While there is likely some truth to Russian President Vladimir Putin’s point that sanctions against North Korea would not be effective, nonetheless it is mostly a talking point.
There’s no reason the United States cannot pursue a diplomatic track while at the same time deterring, defending, and containing the North Korean nuclear threat to America and its allies.
While the Trump administration’s efforts to get tough on Pakistan face challenges and potential dangers, the change in stance signals a new political will to pursue previously untried measures which offer some hope of success.
To prepare for future nuclear crises that will affect Europe, the next German government must double down on its role of building bridges in the nuclear realm.
The European Union, the most vocal supporter of the JCPOA, does not have the means to uphold the deal in the face of the United States and Iran, the two most crucial signatories, trying to kill it.
Christopher Ford, special assistant to the president and NSC senior director for WMD and counterproliferation, delivered remarks regarding the U.S. position on the Treaty on the Prohibition of Nuclear Weapons.

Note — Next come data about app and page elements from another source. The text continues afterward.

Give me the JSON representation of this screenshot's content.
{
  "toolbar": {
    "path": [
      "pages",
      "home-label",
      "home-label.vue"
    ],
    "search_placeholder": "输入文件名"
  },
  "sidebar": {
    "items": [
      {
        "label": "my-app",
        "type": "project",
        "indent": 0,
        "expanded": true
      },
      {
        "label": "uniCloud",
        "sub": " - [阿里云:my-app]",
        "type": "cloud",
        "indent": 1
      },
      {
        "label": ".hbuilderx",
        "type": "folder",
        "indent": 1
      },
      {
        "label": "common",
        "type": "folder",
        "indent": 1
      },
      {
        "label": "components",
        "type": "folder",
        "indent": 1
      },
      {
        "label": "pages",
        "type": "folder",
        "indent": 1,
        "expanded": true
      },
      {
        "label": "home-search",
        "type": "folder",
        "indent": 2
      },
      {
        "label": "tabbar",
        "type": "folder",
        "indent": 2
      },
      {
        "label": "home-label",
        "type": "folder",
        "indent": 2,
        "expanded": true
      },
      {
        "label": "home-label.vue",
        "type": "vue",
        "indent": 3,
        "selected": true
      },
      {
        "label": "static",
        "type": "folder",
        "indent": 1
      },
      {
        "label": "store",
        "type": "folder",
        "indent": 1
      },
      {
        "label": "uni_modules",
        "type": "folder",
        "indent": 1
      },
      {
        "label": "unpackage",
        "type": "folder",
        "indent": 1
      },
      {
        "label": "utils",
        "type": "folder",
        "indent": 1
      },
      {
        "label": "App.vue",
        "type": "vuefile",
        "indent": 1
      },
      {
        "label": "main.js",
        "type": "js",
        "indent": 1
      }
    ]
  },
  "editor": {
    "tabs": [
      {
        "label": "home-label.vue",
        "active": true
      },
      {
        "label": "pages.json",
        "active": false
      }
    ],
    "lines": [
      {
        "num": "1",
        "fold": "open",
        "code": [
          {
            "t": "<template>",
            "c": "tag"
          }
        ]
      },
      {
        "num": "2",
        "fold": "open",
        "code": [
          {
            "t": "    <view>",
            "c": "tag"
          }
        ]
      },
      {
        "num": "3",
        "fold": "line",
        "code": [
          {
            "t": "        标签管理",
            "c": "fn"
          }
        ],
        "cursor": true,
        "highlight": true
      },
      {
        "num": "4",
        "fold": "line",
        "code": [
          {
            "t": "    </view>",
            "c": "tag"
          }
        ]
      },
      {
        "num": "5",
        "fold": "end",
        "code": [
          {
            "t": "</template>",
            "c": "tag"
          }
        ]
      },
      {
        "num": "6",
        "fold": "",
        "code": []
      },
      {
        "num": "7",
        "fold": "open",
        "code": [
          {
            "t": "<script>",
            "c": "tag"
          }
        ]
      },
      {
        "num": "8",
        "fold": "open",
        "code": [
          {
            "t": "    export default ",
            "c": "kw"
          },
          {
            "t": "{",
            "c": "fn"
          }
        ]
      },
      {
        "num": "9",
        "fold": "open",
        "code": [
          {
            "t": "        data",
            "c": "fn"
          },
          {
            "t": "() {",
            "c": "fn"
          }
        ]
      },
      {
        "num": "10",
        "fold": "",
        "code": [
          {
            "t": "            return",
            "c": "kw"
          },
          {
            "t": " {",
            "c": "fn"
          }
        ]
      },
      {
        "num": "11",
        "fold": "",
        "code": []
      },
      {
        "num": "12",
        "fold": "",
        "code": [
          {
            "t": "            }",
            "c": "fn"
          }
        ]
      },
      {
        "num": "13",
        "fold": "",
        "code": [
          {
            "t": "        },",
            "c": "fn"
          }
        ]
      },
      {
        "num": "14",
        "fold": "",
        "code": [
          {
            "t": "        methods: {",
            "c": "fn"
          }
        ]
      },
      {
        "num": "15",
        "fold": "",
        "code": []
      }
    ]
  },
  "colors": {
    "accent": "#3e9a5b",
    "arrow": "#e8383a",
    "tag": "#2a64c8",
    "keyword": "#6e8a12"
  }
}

The North Korean nuclear crisis is far from over, and foreclosing escalation pathways is in the best interests of the United States, its allies, and Pyongyang.
Increased tensions between the United States and Iran over the last couple days, along with U.S. President Donald Trump’s calls to end the Iran Nuclear Deal, could put Iran on the same path as North Korea as an imminent threat potentially needing military consideration.
If the United States thrusts aside the nuclear deal with Iran—and uses contrived evidence to do so—the message to North Korea and others will be that America’s word is disposable and Washington cannot be trusted to honor its commitments.
Recommendations on what the EU can do to maintain the Iran nuclear deal and slowly improve the regional outlook.